The Cats sure let go of the ball. They turned it over four times.

The Cats sure let Georgia's Washaun Ealey run wild in the end zone. The Bulldog finished a highlight night with five rushing touchdowns.

And Joker Phillips' team let any shot of being a factor in the SEC East race go by the wayside, losing 44-31 to the visiting Bulldogs.

"I'd like to see us play all four quarters," Phillips said. "Then you could see what kind of football team we have. We think we know what kind of team we have."

It was a team Saturday night that just did not seem fully into the proceedings.

Not even Randall Cobb's early-week Twitter controversy — using the social network to chastise the fans — could get the crowd jacked up. But it's hard to get jacked up when you are constantly falling down rather large holes.

Oh no, not again.

Where South Carolina just marched down the field on the Cats the first two quarters the Saturday before, Kentucky gave Georgia short fields. First series, Mike Hartline fumbled at the UK 23. Georgia scored.

Later in the first quarter, Georgia's Brandon Boykin returned a kickoff 100 yards for a touchdown. Then early in the second quarter, when a Hartline sneak failed to garner a first down at the UK 39, Georgia took advantage of the advantageous field position for another touchdown. An Ealey touchdown.

Georgia's average field position in the first half was the UK 15-yard line. Kentucky's average field position was the UK 20-yard line.
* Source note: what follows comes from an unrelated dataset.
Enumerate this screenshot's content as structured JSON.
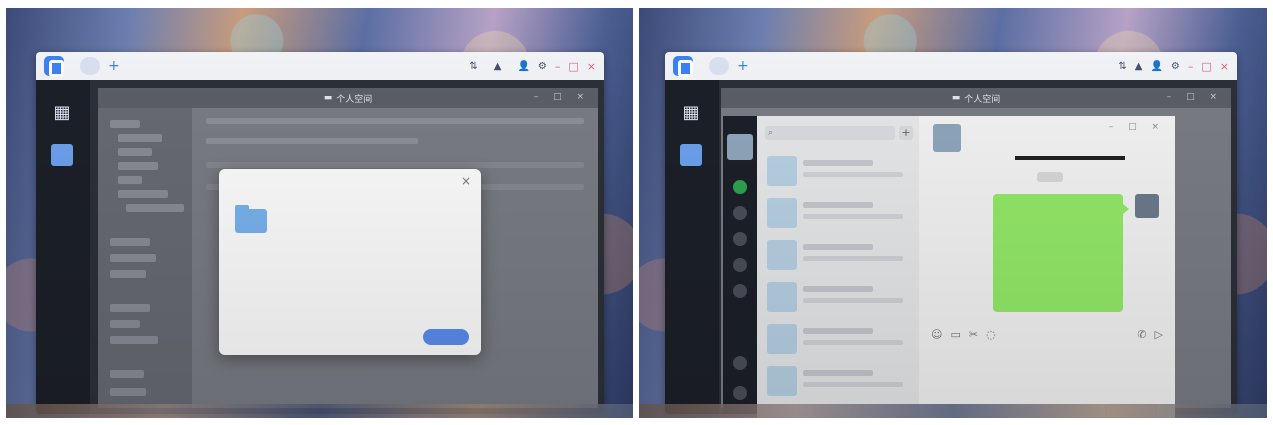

By halftime, the score was 28-10 Bulldogs, for Kentucky the same exact halftime score as the Saturday before.

"At halftime, we'd given up 96 yards and 28 points," Phillips said.

But where the Cats threw a second-half shutout against South Carolina, Georgia kept right on keeping on. The Dawgs took the second-half kickoff and marched 70 yards in seven plays to go up 34-10 (after a missed extra point). That all but closed the book.
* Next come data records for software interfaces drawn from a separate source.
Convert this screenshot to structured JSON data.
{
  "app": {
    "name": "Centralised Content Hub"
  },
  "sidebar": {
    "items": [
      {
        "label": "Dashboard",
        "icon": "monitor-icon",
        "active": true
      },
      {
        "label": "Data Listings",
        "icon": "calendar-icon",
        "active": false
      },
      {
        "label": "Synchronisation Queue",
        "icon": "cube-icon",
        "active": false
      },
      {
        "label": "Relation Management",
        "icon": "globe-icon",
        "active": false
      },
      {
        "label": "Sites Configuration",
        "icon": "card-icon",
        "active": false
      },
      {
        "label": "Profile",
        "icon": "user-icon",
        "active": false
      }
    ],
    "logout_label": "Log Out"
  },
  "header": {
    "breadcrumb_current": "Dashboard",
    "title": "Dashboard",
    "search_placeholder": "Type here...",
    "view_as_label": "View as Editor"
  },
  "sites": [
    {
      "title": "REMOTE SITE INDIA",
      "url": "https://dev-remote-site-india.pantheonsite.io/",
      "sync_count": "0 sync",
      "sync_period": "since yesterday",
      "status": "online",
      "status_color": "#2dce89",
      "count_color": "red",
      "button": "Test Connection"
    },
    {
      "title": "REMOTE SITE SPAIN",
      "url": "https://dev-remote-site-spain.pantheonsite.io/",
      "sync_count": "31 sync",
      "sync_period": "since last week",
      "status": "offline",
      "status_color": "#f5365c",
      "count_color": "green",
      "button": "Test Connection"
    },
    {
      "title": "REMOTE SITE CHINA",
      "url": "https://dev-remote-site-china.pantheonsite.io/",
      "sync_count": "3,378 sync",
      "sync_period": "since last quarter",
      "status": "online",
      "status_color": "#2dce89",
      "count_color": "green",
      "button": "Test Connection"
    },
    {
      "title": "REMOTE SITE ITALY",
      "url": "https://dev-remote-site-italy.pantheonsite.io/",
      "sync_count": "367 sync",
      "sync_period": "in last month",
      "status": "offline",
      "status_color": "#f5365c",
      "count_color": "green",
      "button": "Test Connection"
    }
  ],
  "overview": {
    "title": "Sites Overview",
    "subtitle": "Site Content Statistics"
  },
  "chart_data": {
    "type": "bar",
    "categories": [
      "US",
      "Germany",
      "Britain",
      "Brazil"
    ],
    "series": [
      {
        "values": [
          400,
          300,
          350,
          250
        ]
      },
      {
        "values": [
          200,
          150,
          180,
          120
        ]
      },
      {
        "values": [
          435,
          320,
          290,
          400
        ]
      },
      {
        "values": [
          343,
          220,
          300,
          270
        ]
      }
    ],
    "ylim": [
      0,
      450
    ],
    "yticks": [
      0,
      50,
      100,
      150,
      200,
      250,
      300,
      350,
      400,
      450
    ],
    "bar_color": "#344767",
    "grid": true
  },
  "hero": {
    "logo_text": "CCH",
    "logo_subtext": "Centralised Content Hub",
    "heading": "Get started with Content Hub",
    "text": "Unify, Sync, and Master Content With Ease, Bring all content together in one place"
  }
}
This was one game where the big numbers — Kentucky outgained the Bulldogs 423-290 — meant absolutely nothing. It was the small number that counted: Kentucky was minus-3 on turnovers.

Beating South Carolina, Kentucky was plus-4 on turnovers.

In the end, Georgia was the team that rediscovered its confidence. Be it the return of A.J. Green or the maturation of quarterback Aaron Murray or the growing familiarity with Todd Grantham's defense or a softer schedule, Mark Richt's club is playing as if it believes it can win the East.

That was Kentucky's battle cry after the comeback win over Carolina. It didn't pan out. Four turnovers will do that to you. And Kentucky couldn't pull the rabbit out of its hat this time. Three losses might still win the SEC East. Four losses will not.

So where do the Cats go from here. Starkville, for starters. Dan Mullen's men pulled out a 29-24 win over UAB on Saturday. Beating Mississippi State will be no easy task. It is doable.

And at 4-4, the Cats could still run the final third of the table. After the trip to Mississippi, Kentucky gets Charleston Southern and Vanderbilt at home, then Tennessee on the road. An 8-4 finish is not out of the question.

But Kentucky has to play four quarters. It can't turn the ball over. And if it wants to finish strong, it can't let down. Or let go of the ball.

Reach John Clay at 859-231-3226 or 1-800-950-6397, Ext. 3226, or jclay@herald-leader.com. Read his blog at Kentucky.com.

Lexington Herald-Leader is pleased to provide this opportunity to share information, experiences and observations about what's in the news. Some of the comments may be reprinted elsewhere in the site or in the newspaper. We encourage lively, open debate on the issues of the day, and ask that you refrain from profanity, hate speech, personal comments and remarks that are off point. Thank you for taking the time to offer your thoughts.

Commenting FAQs | Terms of Service